ACTIVITY ->
Type the records that follow again exactly as written, but drop the pictures.

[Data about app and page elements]

#####

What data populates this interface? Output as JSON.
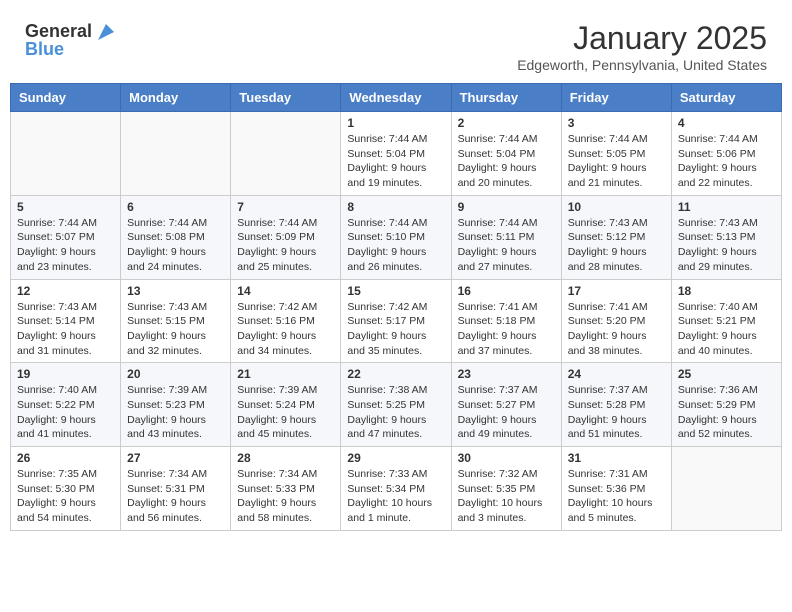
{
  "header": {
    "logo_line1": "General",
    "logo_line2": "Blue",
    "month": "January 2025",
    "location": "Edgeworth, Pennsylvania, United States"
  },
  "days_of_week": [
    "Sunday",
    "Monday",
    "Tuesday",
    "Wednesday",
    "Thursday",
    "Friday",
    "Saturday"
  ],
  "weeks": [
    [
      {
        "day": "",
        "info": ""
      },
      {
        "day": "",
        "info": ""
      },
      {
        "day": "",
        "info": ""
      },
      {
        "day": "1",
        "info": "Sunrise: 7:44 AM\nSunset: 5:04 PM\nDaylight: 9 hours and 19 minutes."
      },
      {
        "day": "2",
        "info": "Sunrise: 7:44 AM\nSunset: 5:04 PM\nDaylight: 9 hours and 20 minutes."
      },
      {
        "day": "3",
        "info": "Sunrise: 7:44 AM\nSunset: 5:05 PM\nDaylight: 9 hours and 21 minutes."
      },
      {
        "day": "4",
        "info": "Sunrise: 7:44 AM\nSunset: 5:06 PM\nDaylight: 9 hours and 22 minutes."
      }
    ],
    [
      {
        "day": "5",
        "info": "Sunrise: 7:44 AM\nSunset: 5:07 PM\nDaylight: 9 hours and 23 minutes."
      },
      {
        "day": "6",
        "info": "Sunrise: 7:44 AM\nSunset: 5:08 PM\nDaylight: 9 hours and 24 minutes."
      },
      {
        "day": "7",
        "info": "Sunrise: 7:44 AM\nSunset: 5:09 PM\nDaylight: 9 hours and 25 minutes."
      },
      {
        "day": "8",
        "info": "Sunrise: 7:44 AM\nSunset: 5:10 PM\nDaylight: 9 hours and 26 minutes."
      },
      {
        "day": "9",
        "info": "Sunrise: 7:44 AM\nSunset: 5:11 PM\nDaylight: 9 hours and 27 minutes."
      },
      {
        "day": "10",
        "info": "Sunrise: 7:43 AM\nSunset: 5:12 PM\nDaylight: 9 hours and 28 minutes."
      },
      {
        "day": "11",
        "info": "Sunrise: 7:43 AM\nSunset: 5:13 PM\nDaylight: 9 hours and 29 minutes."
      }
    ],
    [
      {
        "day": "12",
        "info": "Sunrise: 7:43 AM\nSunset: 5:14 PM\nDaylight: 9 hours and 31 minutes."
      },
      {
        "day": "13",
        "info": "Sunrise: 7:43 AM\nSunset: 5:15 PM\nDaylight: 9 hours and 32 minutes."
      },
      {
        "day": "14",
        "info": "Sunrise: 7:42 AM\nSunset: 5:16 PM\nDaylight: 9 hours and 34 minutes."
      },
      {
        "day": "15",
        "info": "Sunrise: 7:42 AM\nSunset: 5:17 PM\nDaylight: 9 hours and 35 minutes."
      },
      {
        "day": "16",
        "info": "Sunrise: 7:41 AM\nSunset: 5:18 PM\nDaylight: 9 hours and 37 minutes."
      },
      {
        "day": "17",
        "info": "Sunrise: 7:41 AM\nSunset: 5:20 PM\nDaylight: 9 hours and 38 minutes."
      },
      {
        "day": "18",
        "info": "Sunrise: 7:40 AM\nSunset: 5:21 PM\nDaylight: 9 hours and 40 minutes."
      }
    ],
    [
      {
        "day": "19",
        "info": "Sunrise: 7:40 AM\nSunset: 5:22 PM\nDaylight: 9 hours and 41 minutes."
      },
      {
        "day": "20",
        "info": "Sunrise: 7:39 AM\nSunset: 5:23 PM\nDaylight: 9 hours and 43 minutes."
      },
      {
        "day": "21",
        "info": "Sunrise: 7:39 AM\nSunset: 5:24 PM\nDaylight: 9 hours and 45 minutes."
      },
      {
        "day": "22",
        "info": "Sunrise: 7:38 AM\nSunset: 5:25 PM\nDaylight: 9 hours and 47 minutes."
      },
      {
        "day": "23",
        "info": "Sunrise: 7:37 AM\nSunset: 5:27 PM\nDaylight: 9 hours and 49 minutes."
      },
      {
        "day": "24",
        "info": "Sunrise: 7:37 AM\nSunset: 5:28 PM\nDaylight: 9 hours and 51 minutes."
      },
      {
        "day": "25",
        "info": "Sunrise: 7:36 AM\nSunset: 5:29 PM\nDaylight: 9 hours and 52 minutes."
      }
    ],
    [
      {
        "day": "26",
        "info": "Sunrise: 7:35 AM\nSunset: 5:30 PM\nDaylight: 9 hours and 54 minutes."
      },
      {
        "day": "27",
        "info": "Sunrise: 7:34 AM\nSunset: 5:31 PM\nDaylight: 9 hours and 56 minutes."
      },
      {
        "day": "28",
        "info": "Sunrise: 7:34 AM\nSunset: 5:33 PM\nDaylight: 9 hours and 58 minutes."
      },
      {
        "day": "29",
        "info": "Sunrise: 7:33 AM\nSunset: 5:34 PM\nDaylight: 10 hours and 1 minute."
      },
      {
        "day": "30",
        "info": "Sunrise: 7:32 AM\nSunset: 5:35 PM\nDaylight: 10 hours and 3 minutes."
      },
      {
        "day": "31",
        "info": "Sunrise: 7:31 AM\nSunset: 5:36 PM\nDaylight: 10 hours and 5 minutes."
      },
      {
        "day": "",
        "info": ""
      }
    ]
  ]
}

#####

TASK SOLUTION ->
What data populates this interface? Output as JSON.
{
  "header": {
    "logo_line1": "General",
    "logo_line2": "Blue",
    "month": "January 2025",
    "location": "Edgeworth, Pennsylvania, United States"
  },
  "days_of_week": [
    "Sunday",
    "Monday",
    "Tuesday",
    "Wednesday",
    "Thursday",
    "Friday",
    "Saturday"
  ],
  "weeks": [
    [
      {
        "day": "",
        "info": ""
      },
      {
        "day": "",
        "info": ""
      },
      {
        "day": "",
        "info": ""
      },
      {
        "day": "1",
        "info": "Sunrise: 7:44 AM\nSunset: 5:04 PM\nDaylight: 9 hours and 19 minutes."
      },
      {
        "day": "2",
        "info": "Sunrise: 7:44 AM\nSunset: 5:04 PM\nDaylight: 9 hours and 20 minutes."
      },
      {
        "day": "3",
        "info": "Sunrise: 7:44 AM\nSunset: 5:05 PM\nDaylight: 9 hours and 21 minutes."
      },
      {
        "day": "4",
        "info": "Sunrise: 7:44 AM\nSunset: 5:06 PM\nDaylight: 9 hours and 22 minutes."
      }
    ],
    [
      {
        "day": "5",
        "info": "Sunrise: 7:44 AM\nSunset: 5:07 PM\nDaylight: 9 hours and 23 minutes."
      },
      {
        "day": "6",
        "info": "Sunrise: 7:44 AM\nSunset: 5:08 PM\nDaylight: 9 hours and 24 minutes."
      },
      {
        "day": "7",
        "info": "Sunrise: 7:44 AM\nSunset: 5:09 PM\nDaylight: 9 hours and 25 minutes."
      },
      {
        "day": "8",
        "info": "Sunrise: 7:44 AM\nSunset: 5:10 PM\nDaylight: 9 hours and 26 minutes."
      },
      {
        "day": "9",
        "info": "Sunrise: 7:44 AM\nSunset: 5:11 PM\nDaylight: 9 hours and 27 minutes."
      },
      {
        "day": "10",
        "info": "Sunrise: 7:43 AM\nSunset: 5:12 PM\nDaylight: 9 hours and 28 minutes."
      },
      {
        "day": "11",
        "info": "Sunrise: 7:43 AM\nSunset: 5:13 PM\nDaylight: 9 hours and 29 minutes."
      }
    ],
    [
      {
        "day": "12",
        "info": "Sunrise: 7:43 AM\nSunset: 5:14 PM\nDaylight: 9 hours and 31 minutes."
      },
      {
        "day": "13",
        "info": "Sunrise: 7:43 AM\nSunset: 5:15 PM\nDaylight: 9 hours and 32 minutes."
      },
      {
        "day": "14",
        "info": "Sunrise: 7:42 AM\nSunset: 5:16 PM\nDaylight: 9 hours and 34 minutes."
      },
      {
        "day": "15",
        "info": "Sunrise: 7:42 AM\nSunset: 5:17 PM\nDaylight: 9 hours and 35 minutes."
      },
      {
        "day": "16",
        "info": "Sunrise: 7:41 AM\nSunset: 5:18 PM\nDaylight: 9 hours and 37 minutes."
      },
      {
        "day": "17",
        "info": "Sunrise: 7:41 AM\nSunset: 5:20 PM\nDaylight: 9 hours and 38 minutes."
      },
      {
        "day": "18",
        "info": "Sunrise: 7:40 AM\nSunset: 5:21 PM\nDaylight: 9 hours and 40 minutes."
      }
    ],
    [
      {
        "day": "19",
        "info": "Sunrise: 7:40 AM\nSunset: 5:22 PM\nDaylight: 9 hours and 41 minutes."
      },
      {
        "day": "20",
        "info": "Sunrise: 7:39 AM\nSunset: 5:23 PM\nDaylight: 9 hours and 43 minutes."
      },
      {
        "day": "21",
        "info": "Sunrise: 7:39 AM\nSunset: 5:24 PM\nDaylight: 9 hours and 45 minutes."
      },
      {
        "day": "22",
        "info": "Sunrise: 7:38 AM\nSunset: 5:25 PM\nDaylight: 9 hours and 47 minutes."
      },
      {
        "day": "23",
        "info": "Sunrise: 7:37 AM\nSunset: 5:27 PM\nDaylight: 9 hours and 49 minutes."
      },
      {
        "day": "24",
        "info": "Sunrise: 7:37 AM\nSunset: 5:28 PM\nDaylight: 9 hours and 51 minutes."
      },
      {
        "day": "25",
        "info": "Sunrise: 7:36 AM\nSunset: 5:29 PM\nDaylight: 9 hours and 52 minutes."
      }
    ],
    [
      {
        "day": "26",
        "info": "Sunrise: 7:35 AM\nSunset: 5:30 PM\nDaylight: 9 hours and 54 minutes."
      },
      {
        "day": "27",
        "info": "Sunrise: 7:34 AM\nSunset: 5:31 PM\nDaylight: 9 hours and 56 minutes."
      },
      {
        "day": "28",
        "info": "Sunrise: 7:34 AM\nSunset: 5:33 PM\nDaylight: 9 hours and 58 minutes."
      },
      {
        "day": "29",
        "info": "Sunrise: 7:33 AM\nSunset: 5:34 PM\nDaylight: 10 hours and 1 minute."
      },
      {
        "day": "30",
        "info": "Sunrise: 7:32 AM\nSunset: 5:35 PM\nDaylight: 10 hours and 3 minutes."
      },
      {
        "day": "31",
        "info": "Sunrise: 7:31 AM\nSunset: 5:36 PM\nDaylight: 10 hours and 5 minutes."
      },
      {
        "day": "",
        "info": ""
      }
    ]
  ]
}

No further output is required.